Sessions are based on groundwork meaning clients experience horses ‘on the ground’ in what appear to be simple exercises such as grooming, picking up the horse’s feet and leading them through agility or obstacle courses in an arena.  However, without first building trust such activities can provide enormous challenges. 

Horses are both herd animals and prey animals. They are highly attuned to their environment and mirror the emotions and behaviours they witness in humans. This provides a profound opportunity for people to learn self-regulation and for the horse to show them how they think and feel.  ‘Horses look for the health in people’, says Meredith, ‘so they reinforce our best traits and show us where we can improve.’

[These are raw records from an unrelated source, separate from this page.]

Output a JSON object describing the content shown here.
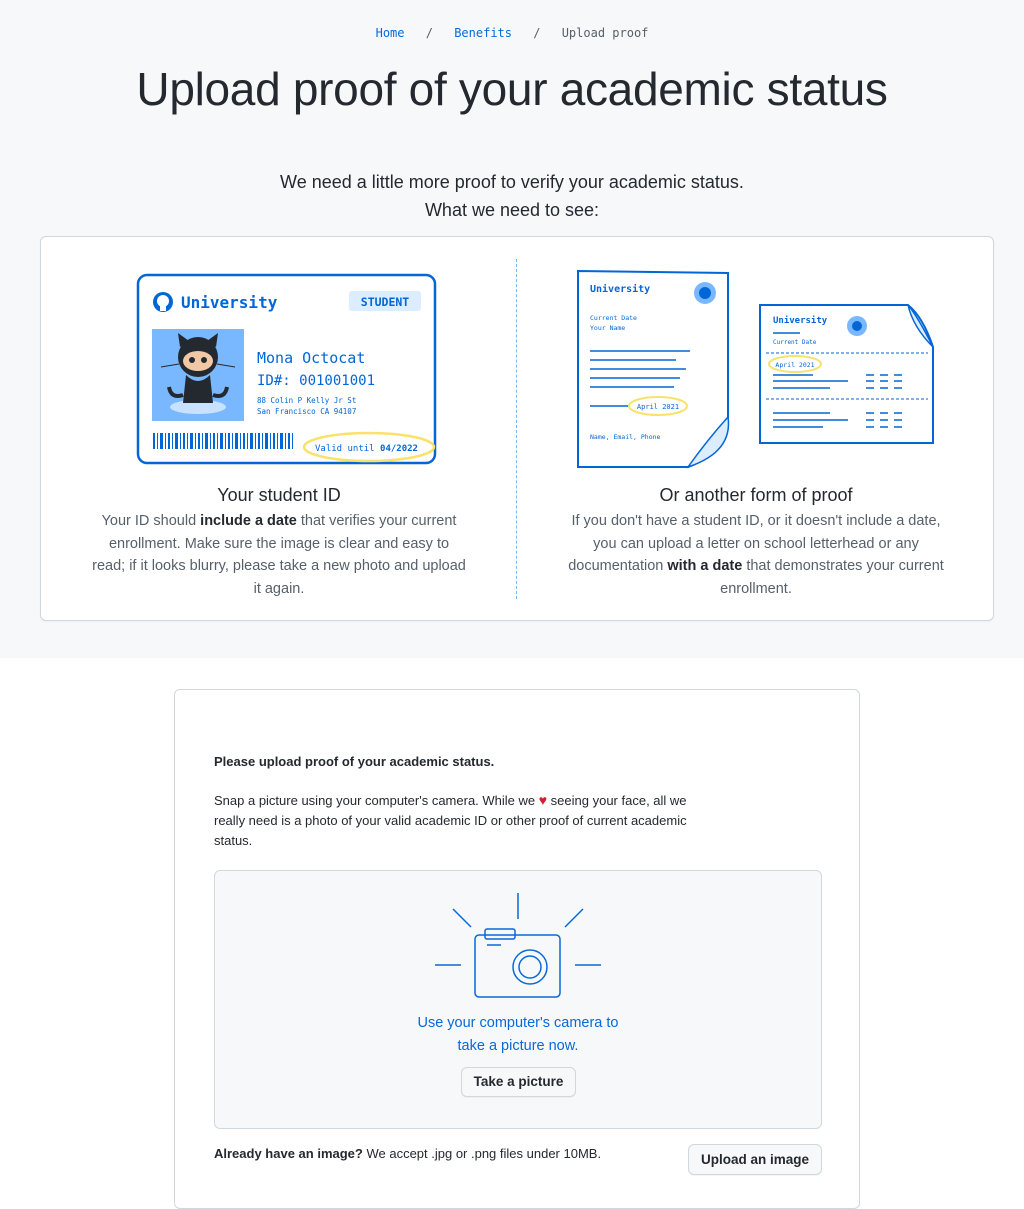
{
  "breadcrumb": {
    "home": "Home",
    "benefits": "Benefits",
    "current": "Upload proof",
    "separator": "/"
  },
  "page_title": "Upload proof of your academic status",
  "intro": {
    "line1": "We need a little more proof to verify your academic status.",
    "line2": "What we need to see:"
  },
  "student_id": {
    "title": "Your student ID",
    "text_before": "Your ID should ",
    "text_bold": "include a date",
    "text_after": " that verifies your current enrollment. Make sure the image is clear and easy to read; if it looks blurry, please take a new photo and upload it again.",
    "card": {
      "university": "University",
      "badge": "STUDENT",
      "name": "Mona Octocat",
      "id": "ID#: 001001001",
      "address1": "88 Colin P Kelly Jr St",
      "address2": "San Francisco CA 94107",
      "valid_label": "Valid until ",
      "valid_date": "04/2022"
    }
  },
  "other_proof": {
    "title": "Or another form of proof",
    "text_before": "If you don't have a student ID, or it doesn't include a date, you can upload a letter on school letterhead or any documentation ",
    "text_bold": "with a date",
    "text_after": " that demonstrates your current enrollment.",
    "doc1": {
      "university": "University",
      "current_date": "Current Date",
      "your_name": "Your Name",
      "date": "April 2021",
      "footer": "Name, Email, Phone"
    },
    "doc2": {
      "university": "University",
      "current_date": "Current Date",
      "date": "April 2021"
    }
  },
  "upload": {
    "heading": "Please upload proof of your academic status.",
    "text_before": "Snap a picture using your computer's camera. While we ",
    "heart": "♥",
    "text_after": " seeing your face, all we really need is a photo of your valid academic ID or other proof of current academic status.",
    "camera_line1": "Use your computer's camera to",
    "camera_line2": "take a picture now.",
    "take_picture": "Take a picture",
    "already_bold": "Already have an image?",
    "already_rest": " We accept .jpg or .png files under 10MB.",
    "upload_button": "Upload an image"
  },
  "colors": {
    "accent": "#0969da",
    "illustration_blue": "#0366d6",
    "highlight_yellow": "#f9e26b",
    "heart": "#cf222e"
  }
}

Non-verbal communication, caring and empathy, anger management, confidence, boundary setting and leadership are often newly acquired skills that clients discover. For many clients, equine therapy provides a breakthrough for issues other therapies have been unable to reach.  

The horses are the true miracle workers in sessions. Not every horse is suited to the dynamics of the therapy situation, so horses are carefully chosen for their safety, character and willingness to participate. 

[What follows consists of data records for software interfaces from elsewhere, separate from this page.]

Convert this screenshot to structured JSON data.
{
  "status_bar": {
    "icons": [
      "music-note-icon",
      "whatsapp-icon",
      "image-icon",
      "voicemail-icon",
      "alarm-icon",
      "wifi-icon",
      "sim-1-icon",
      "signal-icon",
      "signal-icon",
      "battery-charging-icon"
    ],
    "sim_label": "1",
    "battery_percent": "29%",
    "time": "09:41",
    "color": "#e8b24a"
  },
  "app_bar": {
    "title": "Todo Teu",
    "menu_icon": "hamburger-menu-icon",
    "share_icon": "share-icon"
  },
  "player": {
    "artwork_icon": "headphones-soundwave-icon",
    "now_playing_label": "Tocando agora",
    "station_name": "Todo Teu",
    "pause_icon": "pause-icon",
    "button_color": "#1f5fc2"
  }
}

Occasionally a rehabilitated rescue horse will show suitability as a therapy horse and Kim will often see a horse and client choose one another without knowing they have had similar trauma – a starved ex-racehorse has found a new way of life rehabilitated as a therapy horse that draws young people with eating disorders to his side.  Kim recalls how a young women recovering from a drug addiction had built a solid foundation with a therapy horse over several weeks when suddenly the horse wouldn’t respond to her. The young woman had relapsed the day prior. The horse knew.  

Meredith says, ‘The horse becomes the mediator – a bridge into the client’s world. This takes the focus away from the therapist and allows the client to relax and not feel they have to “perform”.  A horse’s natural state is to be calm, and the herd will maintain that sense of calm for its members – we can benefit from that.’

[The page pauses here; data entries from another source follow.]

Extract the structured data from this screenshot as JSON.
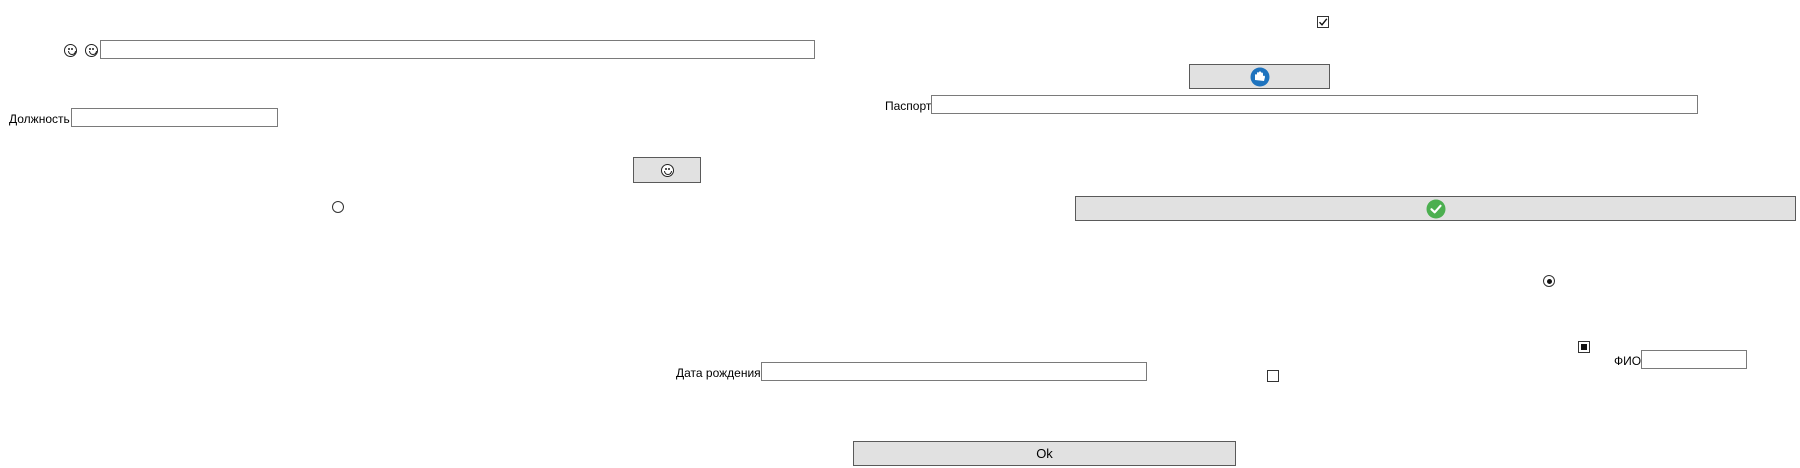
{
  "labels": {
    "position": "Должность",
    "passport": "Паспорт",
    "birth_date": "Дата рождения",
    "full_name": "ФИО"
  },
  "fields": {
    "top_text": "",
    "position": "",
    "passport": "",
    "birth_date": "",
    "full_name": ""
  },
  "buttons": {
    "ok": "Ok"
  },
  "checkboxes": {
    "top_checkbox": "checked",
    "indeterminate_checkbox": "indeterminate",
    "bottom_checkbox": "unchecked"
  },
  "radios": {
    "left_radio": "unselected",
    "right_radio": "selected"
  },
  "icons": {
    "emoji_1": "grinning-face-icon",
    "emoji_2": "smiling-face-icon",
    "emoji_button": "grinning-face-icon",
    "blue_button": "blue-cloud-hand-icon",
    "green_button": "green-checkmark-icon"
  },
  "colors": {
    "button_bg": "#e1e1e1",
    "check_green": "#4caf50",
    "icon_blue": "#1e73be"
  }
}
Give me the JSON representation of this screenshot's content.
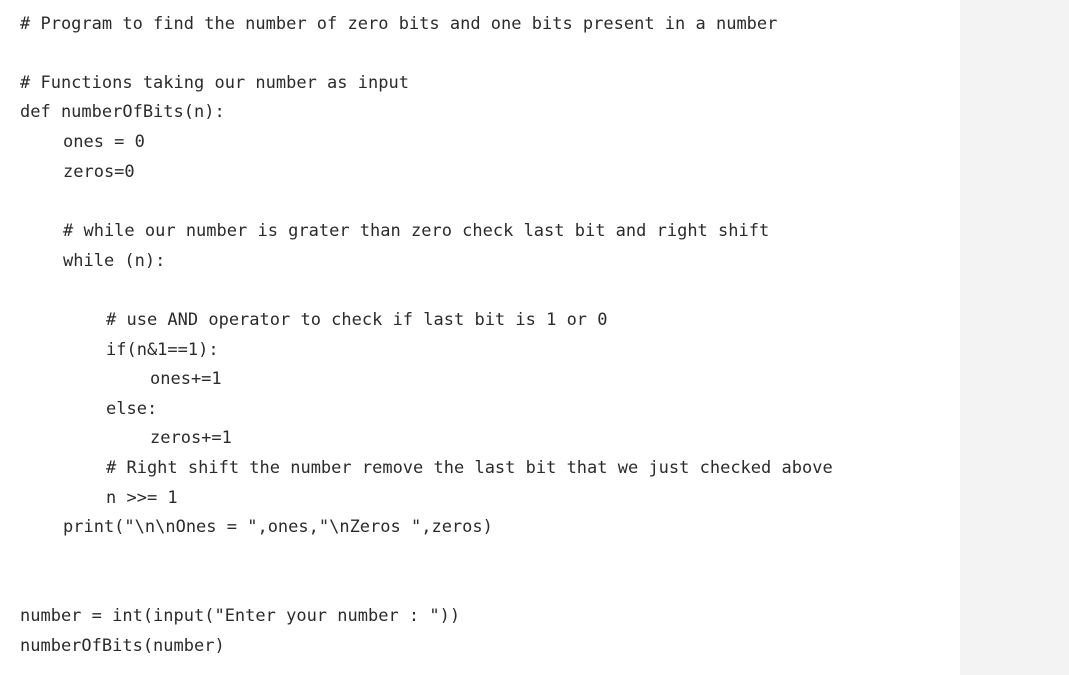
{
  "code": {
    "lines": [
      {
        "indent": 0,
        "text": "# Program to find the number of zero bits and one bits present in a number"
      },
      {
        "indent": 0,
        "text": ""
      },
      {
        "indent": 0,
        "text": "# Functions taking our number as input"
      },
      {
        "indent": 0,
        "text": "def numberOfBits(n):"
      },
      {
        "indent": 1,
        "text": "ones = 0"
      },
      {
        "indent": 1,
        "text": "zeros=0"
      },
      {
        "indent": 0,
        "text": ""
      },
      {
        "indent": 1,
        "text": "# while our number is grater than zero check last bit and right shift"
      },
      {
        "indent": 1,
        "text": "while (n):"
      },
      {
        "indent": 0,
        "text": ""
      },
      {
        "indent": 2,
        "text": "# use AND operator to check if last bit is 1 or 0"
      },
      {
        "indent": 2,
        "text": "if(n&1==1):"
      },
      {
        "indent": 3,
        "text": "ones+=1"
      },
      {
        "indent": 2,
        "text": "else:"
      },
      {
        "indent": 3,
        "text": "zeros+=1"
      },
      {
        "indent": 2,
        "text": "# Right shift the number remove the last bit that we just checked above"
      },
      {
        "indent": 2,
        "text": "n >>= 1"
      },
      {
        "indent": 1,
        "text": "print(\"\\n\\nOnes = \",ones,\"\\nZeros \",zeros)"
      },
      {
        "indent": 0,
        "text": ""
      },
      {
        "indent": 0,
        "text": ""
      },
      {
        "indent": 0,
        "text": "number = int(input(\"Enter your number : \"))"
      },
      {
        "indent": 0,
        "text": "numberOfBits(number)"
      }
    ]
  },
  "colors": {
    "background": "#ffffff",
    "side_panel": "#f3f3f3",
    "text": "#2b2b2b"
  }
}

CARA Inc, a not-for-profit community service organisation that works with some of the most vulnerable young women in Victoria on Protective Custody Orders, has been bringing clients to participate in the ‘Feeling Herd’ program at Wedgetail Rides. Caseworker Sarah sees how the horses engage young people who have been resistant to other therapies, who are then able to learn new ways of caring for themselves and others. ‘I see women with very challenging life circumstances feel accepted – the horses don’t care what your story is, only that you are authentic and kind. This is a revelation for many traumatised clients.’

Sanctuary Equus offers the progressive ‘Horses for Life’ VCAL program – one of the first programs of its kind in Australia – where students learn life skills including numeracy and literacy through horse-related activities. Also offered is a Certificate III in Horsemanship providing further learning opportunities. For one young women, learning anger management skills through her interactions with horses helped her transition to high school and find stability in a permanent home after almost 20 foster homes. Meredith has seen a selective mute start speaking after participating in the Horses for Life Program and had caseworkers marvel when children with autism are able to be still when sitting on a pony.

Kim’s session work with children helps families find new resources. One child with autism was unable to start kinder until he could feed himself and was toilet trained.  ‘Through weekly sessions with Shetland pony Noddy, the child worked through his challenges. He ate his first apple sitting on Noddy, and took his first wee in the dam with Noddy,’ says Kim.  ‘This was life changing for the family.’

‘We know horses change the brain and influence body systems including respiration, heart rate and even biochemistry through the release of feel-good hormones. Horses also bring to the surface what is most important at the time,’ says Meredith.   

There is significant research to support Equine Therapy but for Meredith and Kim, and the clients who have experienced the horse as therapist, there is a magic that is difficult to explain but readily seen in the growth and recovery of people who discover who they are with a horse as their guide.